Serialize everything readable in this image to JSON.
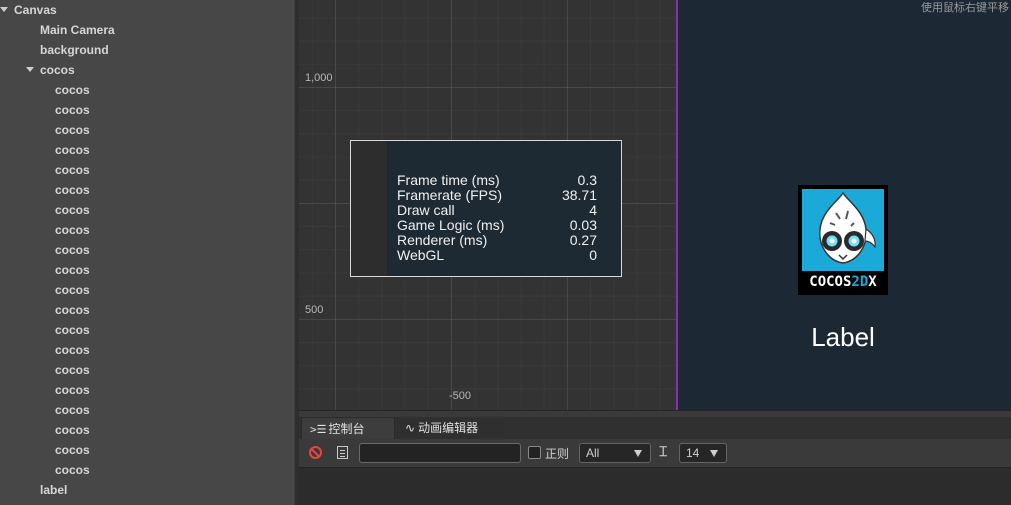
{
  "hierarchy": {
    "nodes": [
      {
        "label": "Canvas",
        "depth": 0,
        "expanded": true
      },
      {
        "label": "Main Camera",
        "depth": 1
      },
      {
        "label": "background",
        "depth": 1
      },
      {
        "label": "cocos",
        "depth": 1,
        "expanded": true
      },
      {
        "label": "cocos",
        "depth": 2
      },
      {
        "label": "cocos",
        "depth": 2
      },
      {
        "label": "cocos",
        "depth": 2
      },
      {
        "label": "cocos",
        "depth": 2
      },
      {
        "label": "cocos",
        "depth": 2
      },
      {
        "label": "cocos",
        "depth": 2
      },
      {
        "label": "cocos",
        "depth": 2
      },
      {
        "label": "cocos",
        "depth": 2
      },
      {
        "label": "cocos",
        "depth": 2
      },
      {
        "label": "cocos",
        "depth": 2
      },
      {
        "label": "cocos",
        "depth": 2
      },
      {
        "label": "cocos",
        "depth": 2
      },
      {
        "label": "cocos",
        "depth": 2
      },
      {
        "label": "cocos",
        "depth": 2
      },
      {
        "label": "cocos",
        "depth": 2
      },
      {
        "label": "cocos",
        "depth": 2
      },
      {
        "label": "cocos",
        "depth": 2
      },
      {
        "label": "cocos",
        "depth": 2
      },
      {
        "label": "cocos",
        "depth": 2
      },
      {
        "label": "cocos",
        "depth": 2
      },
      {
        "label": "label",
        "depth": 1
      }
    ]
  },
  "scene": {
    "hint": "使用鼠标右键平移",
    "axis_labels": {
      "y_top": "1,000",
      "y_mid": "500",
      "x_left": "-500"
    },
    "stats": [
      {
        "name": "Frame time (ms)",
        "value": "0.3"
      },
      {
        "name": "Framerate (FPS)",
        "value": "38.71"
      },
      {
        "name": "Draw call",
        "value": "4"
      },
      {
        "name": "Game Logic (ms)",
        "value": "0.03"
      },
      {
        "name": "Renderer (ms)",
        "value": "0.27"
      },
      {
        "name": "WebGL",
        "value": "0"
      }
    ],
    "logo_text_main": "COCOS",
    "logo_text_2d": "2D",
    "logo_text_x": "X",
    "label_text": "Label",
    "colors": {
      "game_bg": "#1c2833",
      "canvas_border": "#8b2fae",
      "logo_blue": "#1ba9d8"
    }
  },
  "console": {
    "tabs": [
      {
        "label": "控制台",
        "icon": "console-icon"
      },
      {
        "label": "动画编辑器",
        "icon": "animation-icon"
      }
    ],
    "search_value": "",
    "regex_label": "正则",
    "level_selected": "All",
    "font_size_selected": "14"
  }
}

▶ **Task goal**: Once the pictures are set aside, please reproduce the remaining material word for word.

▶ **Answer to this exercise**:
Serialize everything readable in this image to JSON.
{
  "hierarchy": {
    "nodes": [
      {
        "label": "Canvas",
        "depth": 0,
        "expanded": true
      },
      {
        "label": "Main Camera",
        "depth": 1
      },
      {
        "label": "background",
        "depth": 1
      },
      {
        "label": "cocos",
        "depth": 1,
        "expanded": true
      },
      {
        "label": "cocos",
        "depth": 2
      },
      {
        "label": "cocos",
        "depth": 2
      },
      {
        "label": "cocos",
        "depth": 2
      },
      {
        "label": "cocos",
        "depth": 2
      },
      {
        "label": "cocos",
        "depth": 2
      },
      {
        "label": "cocos",
        "depth": 2
      },
      {
        "label": "cocos",
        "depth": 2
      },
      {
        "label": "cocos",
        "depth": 2
      },
      {
        "label": "cocos",
        "depth": 2
      },
      {
        "label": "cocos",
        "depth": 2
      },
      {
        "label": "cocos",
        "depth": 2
      },
      {
        "label": "cocos",
        "depth": 2
      },
      {
        "label": "cocos",
        "depth": 2
      },
      {
        "label": "cocos",
        "depth": 2
      },
      {
        "label": "cocos",
        "depth": 2
      },
      {
        "label": "cocos",
        "depth": 2
      },
      {
        "label": "cocos",
        "depth": 2
      },
      {
        "label": "cocos",
        "depth": 2
      },
      {
        "label": "cocos",
        "depth": 2
      },
      {
        "label": "cocos",
        "depth": 2
      },
      {
        "label": "label",
        "depth": 1
      }
    ]
  },
  "scene": {
    "hint": "使用鼠标右键平移",
    "axis_labels": {
      "y_top": "1,000",
      "y_mid": "500",
      "x_left": "-500"
    },
    "stats": [
      {
        "name": "Frame time (ms)",
        "value": "0.3"
      },
      {
        "name": "Framerate (FPS)",
        "value": "38.71"
      },
      {
        "name": "Draw call",
        "value": "4"
      },
      {
        "name": "Game Logic (ms)",
        "value": "0.03"
      },
      {
        "name": "Renderer (ms)",
        "value": "0.27"
      },
      {
        "name": "WebGL",
        "value": "0"
      }
    ],
    "logo_text_main": "COCOS",
    "logo_text_2d": "2D",
    "logo_text_x": "X",
    "label_text": "Label",
    "colors": {
      "game_bg": "#1c2833",
      "canvas_border": "#8b2fae",
      "logo_blue": "#1ba9d8"
    }
  },
  "console": {
    "tabs": [
      {
        "label": "控制台",
        "icon": "console-icon"
      },
      {
        "label": "动画编辑器",
        "icon": "animation-icon"
      }
    ],
    "search_value": "",
    "regex_label": "正则",
    "level_selected": "All",
    "font_size_selected": "14"
  }
}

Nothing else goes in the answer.